More about Opel Productions
San Francisco-based dance party promoter and event producer Opel Productions celebrates its 20th anniversary this month, one of few surviving independent promoters in an industry taken over by big corporations. DJ Syd Gris, who founded and runs Opel, will celebrate the milestone during a special anniversary party Friday, July 22 at The Midway.
Gris created Opel to operate at the intersection of the Bay Area's clubbing and Burning Man cultures, throwing parties in tandem with his Opulent Temple sound camp that he co-founded in 2003 and is still going strong. Over the last 20 years, Opel has thrown 301 events in 51 different venues, hosting 703 DJs and musical acts and recording an astonishing 2,449 sets. He has done this while simultaneously throwing over 200 fundraisers for Opulent Temple and holding down a full time job as a child psychologist working with foster kids in the Bayview.
Opel's longevity and popularity come despite some major obstacles thrown in its way, including the COVID-19 pandemic shutdowns and the increasing dominance of big corporate promoters such as Live Nation and Insomniac, Another Planet, and AEG/Goldenvoice competing for the same talent pool. Gris attributes his success to community support and relationships.
"Opel, Burning Man and San Francisco club culture all grew up together. We fed off one another to create this vibrant scene of partying with a purpose," Opel Productions head Syd Gris said. "We've hosted some of the world's best DJs and danced together for 20 years and counting. In the process, we've created a community and a culture that is about elevating and taking care of each other and inclusivity. Opel is at the eye of this perfect San Francisco storm."

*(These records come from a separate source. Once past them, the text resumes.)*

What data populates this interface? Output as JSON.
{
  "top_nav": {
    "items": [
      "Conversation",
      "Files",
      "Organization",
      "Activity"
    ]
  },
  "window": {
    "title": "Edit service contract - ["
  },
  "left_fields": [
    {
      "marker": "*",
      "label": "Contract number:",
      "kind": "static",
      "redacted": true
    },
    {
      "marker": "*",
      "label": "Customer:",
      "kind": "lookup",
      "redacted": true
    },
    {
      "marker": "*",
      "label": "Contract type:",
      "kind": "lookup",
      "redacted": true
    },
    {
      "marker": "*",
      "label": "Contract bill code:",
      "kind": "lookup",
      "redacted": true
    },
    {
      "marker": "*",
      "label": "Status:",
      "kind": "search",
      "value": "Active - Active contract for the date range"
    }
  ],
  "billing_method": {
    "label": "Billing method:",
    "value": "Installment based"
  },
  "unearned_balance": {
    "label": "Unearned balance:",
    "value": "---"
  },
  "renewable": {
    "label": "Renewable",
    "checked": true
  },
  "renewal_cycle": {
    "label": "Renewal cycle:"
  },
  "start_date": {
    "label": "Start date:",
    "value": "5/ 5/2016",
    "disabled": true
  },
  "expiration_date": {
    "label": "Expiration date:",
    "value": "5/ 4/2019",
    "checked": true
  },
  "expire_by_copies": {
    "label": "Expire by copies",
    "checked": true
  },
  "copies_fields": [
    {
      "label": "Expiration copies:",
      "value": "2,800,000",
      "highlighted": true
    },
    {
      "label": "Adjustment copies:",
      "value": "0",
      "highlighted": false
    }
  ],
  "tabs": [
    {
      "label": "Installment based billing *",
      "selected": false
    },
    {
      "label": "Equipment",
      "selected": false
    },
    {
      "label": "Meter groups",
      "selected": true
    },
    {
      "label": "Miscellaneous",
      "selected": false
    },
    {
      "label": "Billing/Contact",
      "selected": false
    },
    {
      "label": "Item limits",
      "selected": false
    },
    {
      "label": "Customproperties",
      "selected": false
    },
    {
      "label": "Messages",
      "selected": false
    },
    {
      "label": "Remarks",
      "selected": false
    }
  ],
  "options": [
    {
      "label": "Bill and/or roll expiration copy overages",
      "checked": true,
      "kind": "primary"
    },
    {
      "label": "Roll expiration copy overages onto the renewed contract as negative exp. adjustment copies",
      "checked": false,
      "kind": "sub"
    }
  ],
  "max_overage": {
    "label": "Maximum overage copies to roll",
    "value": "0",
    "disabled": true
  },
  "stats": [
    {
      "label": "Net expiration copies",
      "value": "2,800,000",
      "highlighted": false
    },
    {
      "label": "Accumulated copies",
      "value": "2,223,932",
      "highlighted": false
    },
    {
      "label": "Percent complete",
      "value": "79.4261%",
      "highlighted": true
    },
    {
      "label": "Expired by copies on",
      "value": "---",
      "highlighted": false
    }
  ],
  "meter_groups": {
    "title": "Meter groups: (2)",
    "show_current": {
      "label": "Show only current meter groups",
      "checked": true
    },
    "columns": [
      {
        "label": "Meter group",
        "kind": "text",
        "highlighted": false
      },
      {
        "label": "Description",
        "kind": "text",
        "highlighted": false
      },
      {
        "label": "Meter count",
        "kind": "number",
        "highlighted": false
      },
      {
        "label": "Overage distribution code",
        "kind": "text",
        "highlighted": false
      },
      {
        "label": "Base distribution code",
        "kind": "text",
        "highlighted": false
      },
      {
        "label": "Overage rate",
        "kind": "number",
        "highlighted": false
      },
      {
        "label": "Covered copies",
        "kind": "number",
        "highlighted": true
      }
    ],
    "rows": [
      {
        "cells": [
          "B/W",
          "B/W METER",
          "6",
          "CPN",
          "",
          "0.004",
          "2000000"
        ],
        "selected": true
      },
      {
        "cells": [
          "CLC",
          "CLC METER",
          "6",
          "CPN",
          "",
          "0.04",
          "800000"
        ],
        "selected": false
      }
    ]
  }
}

Opel Productions and Syd Gris have been at the center of San Francisco's thriving electronic music party scene over the last two decades. They helped produce Love Parade for six years, turning San Francisco City Hall and the Asian Art Museum into rave venues. They were partners some years at the massive Sea of Dreams, and the How Weird Street Faire. Opel was also one of the first promoters to throw parties in the Armory and Old Mint, transforming those iconic historic buildings into active party spaces.